Copy each line of the entries that contains the word "title".

--- Record excerpts ---
********
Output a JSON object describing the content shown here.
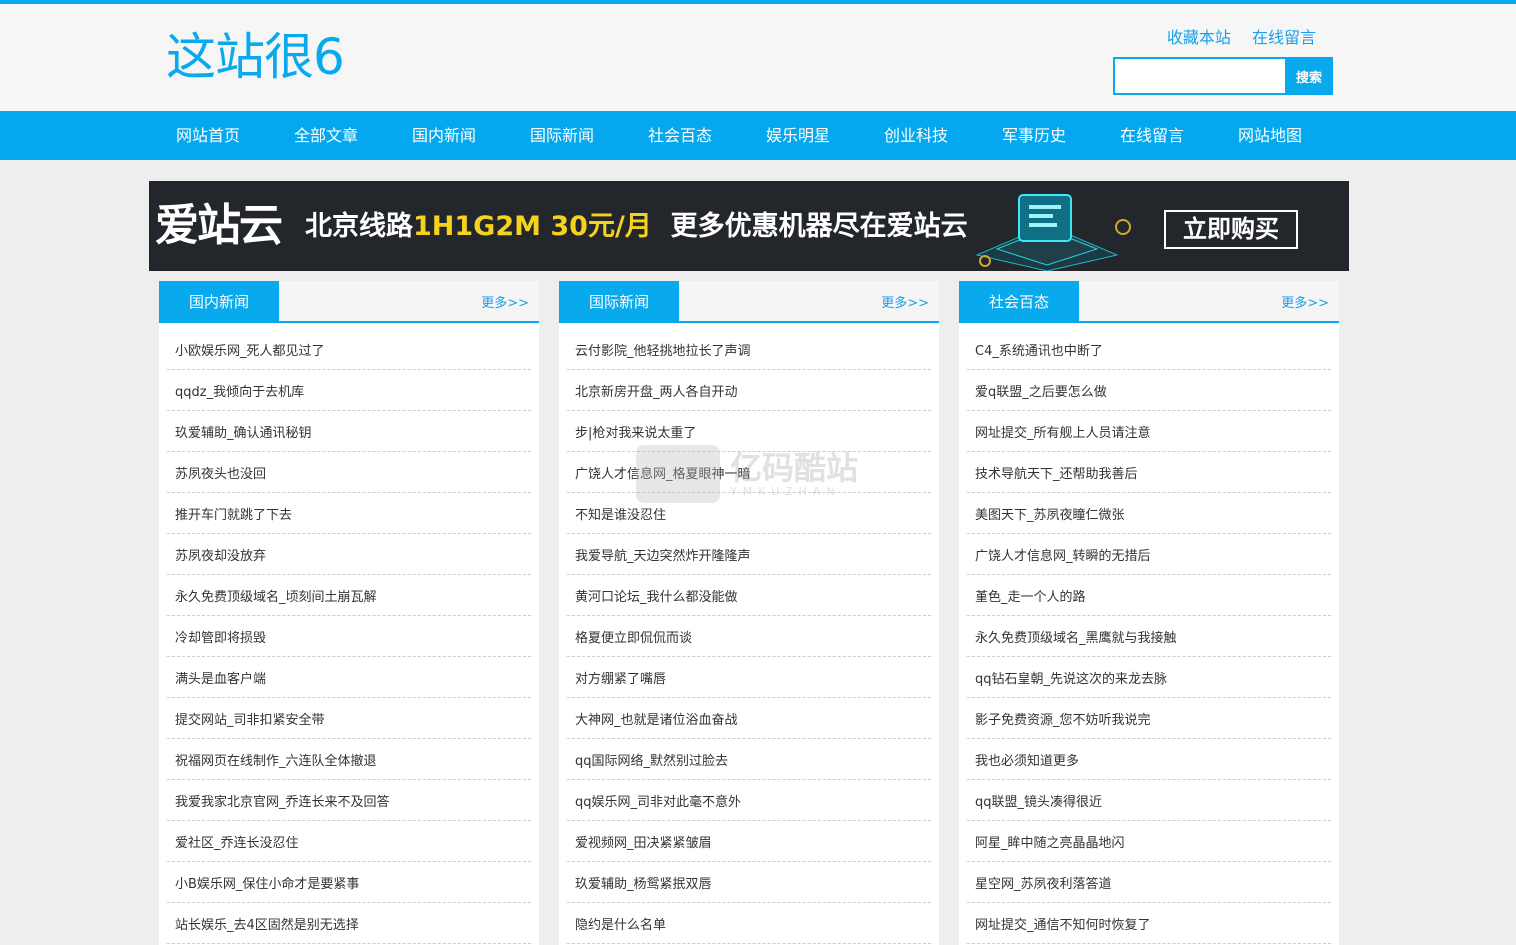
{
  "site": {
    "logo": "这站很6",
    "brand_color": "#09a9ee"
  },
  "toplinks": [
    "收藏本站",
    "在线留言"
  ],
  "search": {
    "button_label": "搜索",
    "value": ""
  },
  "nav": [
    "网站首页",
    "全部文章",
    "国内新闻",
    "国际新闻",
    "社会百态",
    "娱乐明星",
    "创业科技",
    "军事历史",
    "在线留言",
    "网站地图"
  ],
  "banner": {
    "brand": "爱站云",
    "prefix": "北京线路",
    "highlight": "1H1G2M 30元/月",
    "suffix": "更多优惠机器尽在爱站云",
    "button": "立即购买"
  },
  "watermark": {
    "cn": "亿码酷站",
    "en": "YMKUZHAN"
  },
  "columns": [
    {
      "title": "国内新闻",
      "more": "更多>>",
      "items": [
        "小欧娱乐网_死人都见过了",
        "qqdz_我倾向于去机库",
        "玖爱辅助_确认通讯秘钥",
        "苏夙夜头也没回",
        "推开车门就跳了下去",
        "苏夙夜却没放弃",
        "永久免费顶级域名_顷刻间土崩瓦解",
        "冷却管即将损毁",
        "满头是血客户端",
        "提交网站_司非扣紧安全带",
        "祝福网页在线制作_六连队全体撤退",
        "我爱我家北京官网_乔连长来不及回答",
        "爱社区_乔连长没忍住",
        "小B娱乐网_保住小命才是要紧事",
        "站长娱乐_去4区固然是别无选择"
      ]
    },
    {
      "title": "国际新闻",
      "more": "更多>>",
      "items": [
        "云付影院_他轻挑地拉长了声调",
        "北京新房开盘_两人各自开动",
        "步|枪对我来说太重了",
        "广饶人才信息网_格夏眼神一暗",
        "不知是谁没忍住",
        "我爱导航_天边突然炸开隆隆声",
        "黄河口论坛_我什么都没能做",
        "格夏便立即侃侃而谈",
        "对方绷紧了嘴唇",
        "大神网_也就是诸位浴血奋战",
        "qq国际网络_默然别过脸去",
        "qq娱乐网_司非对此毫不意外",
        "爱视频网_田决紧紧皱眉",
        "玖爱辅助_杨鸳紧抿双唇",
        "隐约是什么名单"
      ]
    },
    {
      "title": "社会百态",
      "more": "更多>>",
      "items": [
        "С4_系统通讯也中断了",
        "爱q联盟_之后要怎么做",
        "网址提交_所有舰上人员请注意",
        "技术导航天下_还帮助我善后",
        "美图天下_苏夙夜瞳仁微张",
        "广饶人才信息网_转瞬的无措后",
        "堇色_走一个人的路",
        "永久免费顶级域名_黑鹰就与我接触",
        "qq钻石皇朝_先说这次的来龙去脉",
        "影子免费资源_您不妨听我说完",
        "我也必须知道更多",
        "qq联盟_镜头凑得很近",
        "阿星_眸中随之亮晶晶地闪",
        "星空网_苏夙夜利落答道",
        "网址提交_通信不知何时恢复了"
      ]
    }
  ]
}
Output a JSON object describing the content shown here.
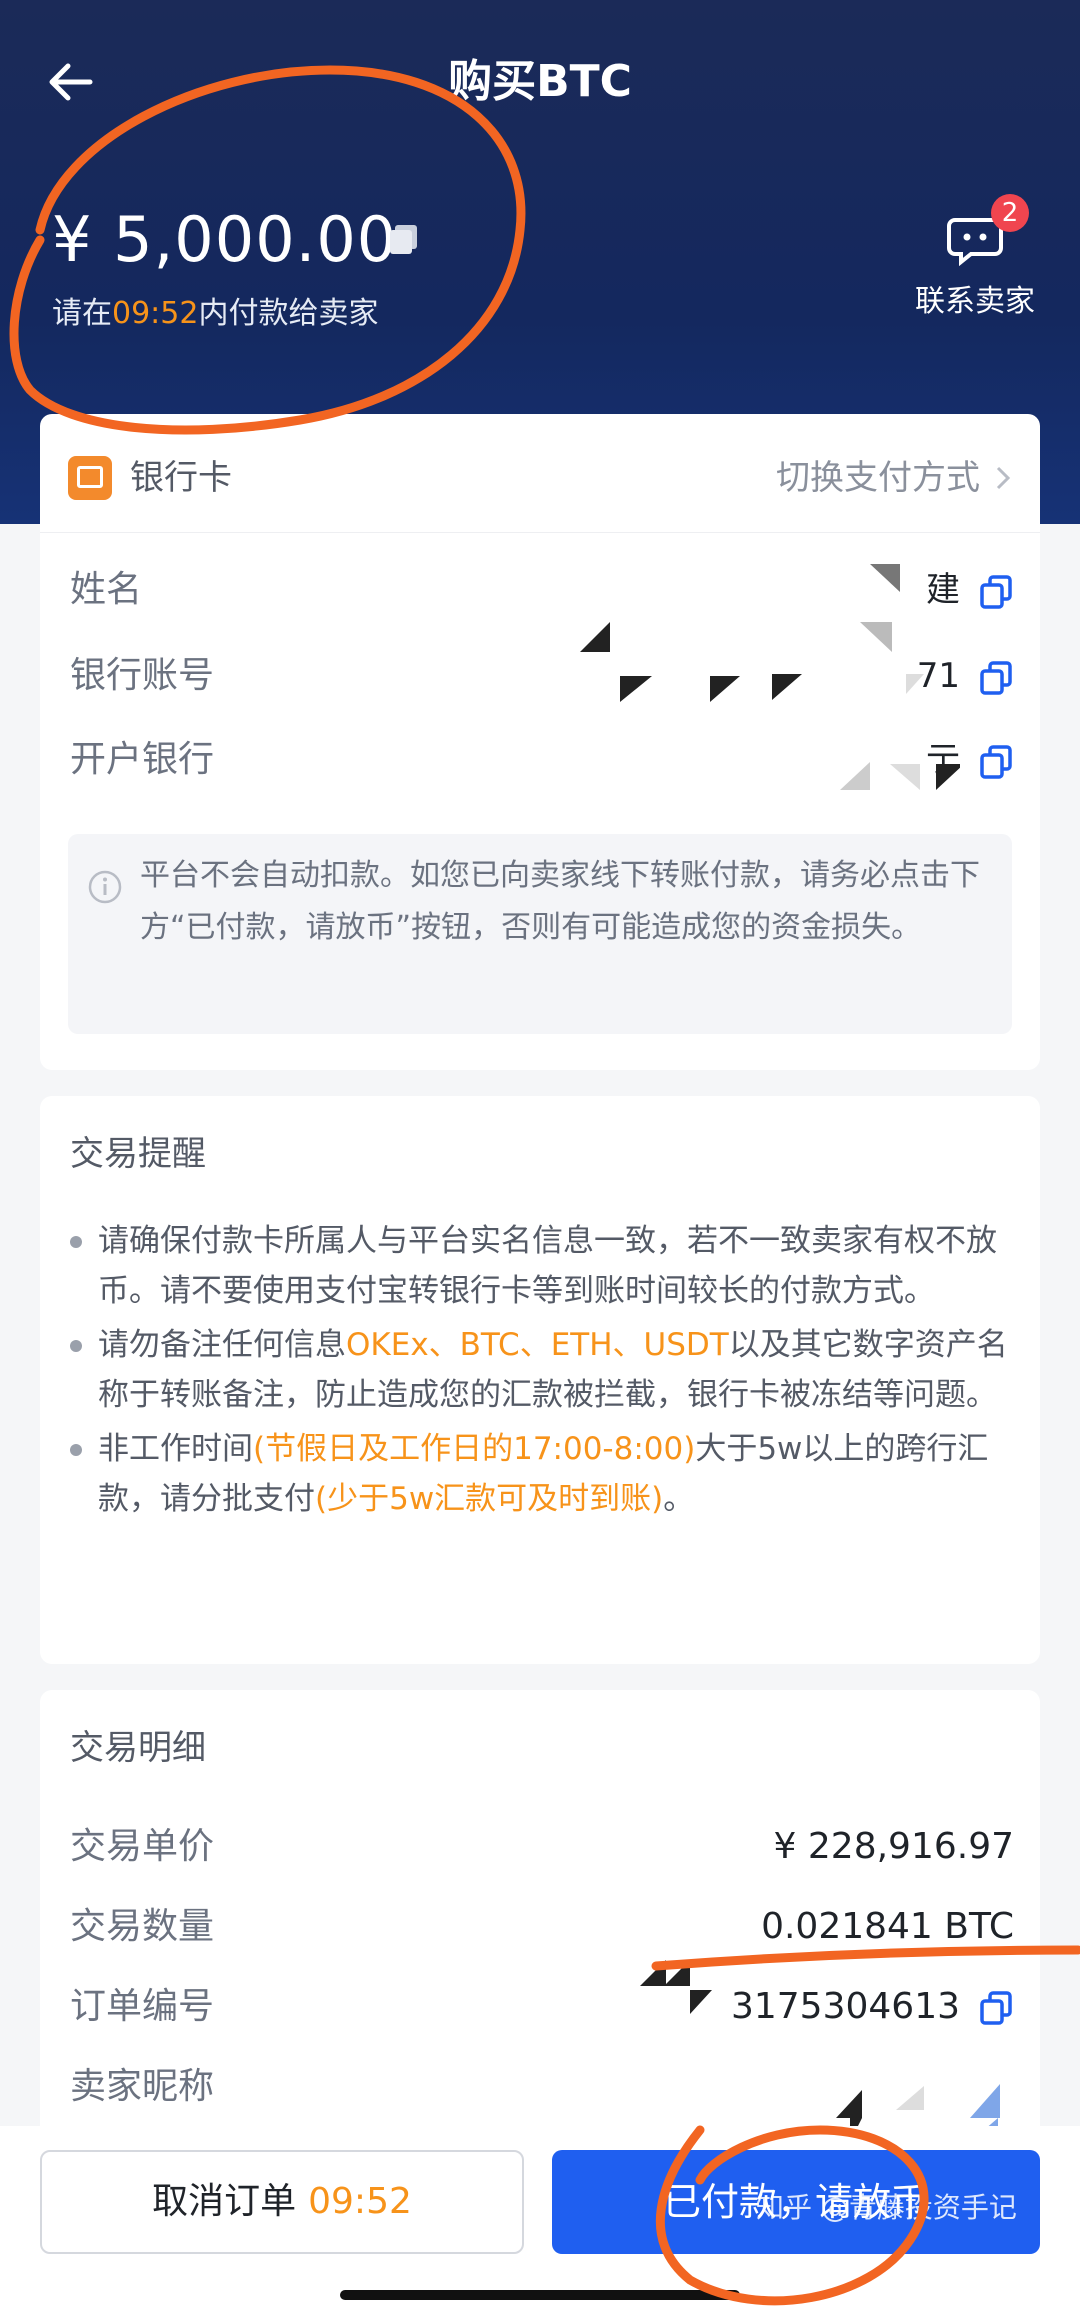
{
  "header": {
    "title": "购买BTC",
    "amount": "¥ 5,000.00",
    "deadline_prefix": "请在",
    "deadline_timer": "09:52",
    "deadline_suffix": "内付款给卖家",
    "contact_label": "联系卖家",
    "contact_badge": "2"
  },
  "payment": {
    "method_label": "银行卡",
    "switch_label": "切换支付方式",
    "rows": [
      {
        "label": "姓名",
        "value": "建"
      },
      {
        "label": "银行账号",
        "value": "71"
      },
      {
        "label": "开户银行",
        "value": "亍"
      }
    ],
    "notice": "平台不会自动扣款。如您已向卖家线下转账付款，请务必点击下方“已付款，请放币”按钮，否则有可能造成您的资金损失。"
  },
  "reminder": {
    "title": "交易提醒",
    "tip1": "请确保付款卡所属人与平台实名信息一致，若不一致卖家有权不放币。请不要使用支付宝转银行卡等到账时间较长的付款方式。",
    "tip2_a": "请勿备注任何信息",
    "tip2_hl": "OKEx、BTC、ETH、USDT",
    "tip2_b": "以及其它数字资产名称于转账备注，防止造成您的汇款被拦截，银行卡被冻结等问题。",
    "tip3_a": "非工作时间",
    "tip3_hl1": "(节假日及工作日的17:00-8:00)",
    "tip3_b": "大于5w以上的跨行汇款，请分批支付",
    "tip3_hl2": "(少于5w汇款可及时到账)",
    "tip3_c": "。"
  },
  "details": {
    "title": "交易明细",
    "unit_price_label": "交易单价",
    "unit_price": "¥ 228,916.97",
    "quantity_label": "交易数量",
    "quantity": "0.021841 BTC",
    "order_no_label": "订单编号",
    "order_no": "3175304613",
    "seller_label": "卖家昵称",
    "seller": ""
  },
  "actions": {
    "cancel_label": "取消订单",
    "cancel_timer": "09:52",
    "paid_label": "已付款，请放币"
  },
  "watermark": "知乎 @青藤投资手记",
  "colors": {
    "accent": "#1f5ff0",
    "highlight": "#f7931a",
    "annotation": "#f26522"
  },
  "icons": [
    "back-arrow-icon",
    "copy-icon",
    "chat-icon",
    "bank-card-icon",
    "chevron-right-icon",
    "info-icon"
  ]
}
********
--- Answer to the problem ---
      "title": "国内新闻",
      "title": "国际新闻",
      "title": "社会百态",
    "title": "购买BTC",
    "title": "交易提醒",
    "title": "交易明细",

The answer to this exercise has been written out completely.